◆ **REQUIRED WORK**: An exact reproduction of all entries is required.
======== TASK INPUTS
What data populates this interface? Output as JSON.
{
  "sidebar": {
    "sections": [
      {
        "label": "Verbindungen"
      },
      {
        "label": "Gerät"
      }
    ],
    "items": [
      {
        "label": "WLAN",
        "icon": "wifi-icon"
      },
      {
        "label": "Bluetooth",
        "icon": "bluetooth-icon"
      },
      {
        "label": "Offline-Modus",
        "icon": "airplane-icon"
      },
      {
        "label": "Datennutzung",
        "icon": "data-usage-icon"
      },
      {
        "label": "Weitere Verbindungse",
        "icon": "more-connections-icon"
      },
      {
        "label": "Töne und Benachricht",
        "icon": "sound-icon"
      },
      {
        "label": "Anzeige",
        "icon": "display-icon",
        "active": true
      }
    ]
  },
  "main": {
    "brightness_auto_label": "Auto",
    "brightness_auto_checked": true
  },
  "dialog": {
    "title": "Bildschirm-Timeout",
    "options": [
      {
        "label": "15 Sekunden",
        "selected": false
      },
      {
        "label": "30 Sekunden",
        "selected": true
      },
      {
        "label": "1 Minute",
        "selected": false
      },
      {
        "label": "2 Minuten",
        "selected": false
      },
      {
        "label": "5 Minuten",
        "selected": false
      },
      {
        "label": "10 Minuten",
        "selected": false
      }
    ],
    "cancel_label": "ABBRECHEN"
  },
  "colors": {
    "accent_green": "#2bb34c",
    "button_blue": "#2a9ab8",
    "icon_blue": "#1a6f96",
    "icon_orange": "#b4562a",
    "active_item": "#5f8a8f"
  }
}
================
◆ **RESPONSE TO THIS EXERCISE**:
What data populates this interface? Output as JSON.
{
  "sidebar": {
    "sections": [
      {
        "label": "Verbindungen"
      },
      {
        "label": "Gerät"
      }
    ],
    "items": [
      {
        "label": "WLAN",
        "icon": "wifi-icon"
      },
      {
        "label": "Bluetooth",
        "icon": "bluetooth-icon"
      },
      {
        "label": "Offline-Modus",
        "icon": "airplane-icon"
      },
      {
        "label": "Datennutzung",
        "icon": "data-usage-icon"
      },
      {
        "label": "Weitere Verbindungse",
        "icon": "more-connections-icon"
      },
      {
        "label": "Töne und Benachricht",
        "icon": "sound-icon"
      },
      {
        "label": "Anzeige",
        "icon": "display-icon",
        "active": true
      }
    ]
  },
  "main": {
    "brightness_auto_label": "Auto",
    "brightness_auto_checked": true
  },
  "dialog": {
    "title": "Bildschirm-Timeout",
    "options": [
      {
        "label": "15 Sekunden",
        "selected": false
      },
      {
        "label": "30 Sekunden",
        "selected": true
      },
      {
        "label": "1 Minute",
        "selected": false
      },
      {
        "label": "2 Minuten",
        "selected": false
      },
      {
        "label": "5 Minuten",
        "selected": false
      },
      {
        "label": "10 Minuten",
        "selected": false
      }
    ],
    "cancel_label": "ABBRECHEN"
  },
  "colors": {
    "accent_green": "#2bb34c",
    "button_blue": "#2a9ab8",
    "icon_blue": "#1a6f96",
    "icon_orange": "#b4562a",
    "active_item": "#5f8a8f"
  }
}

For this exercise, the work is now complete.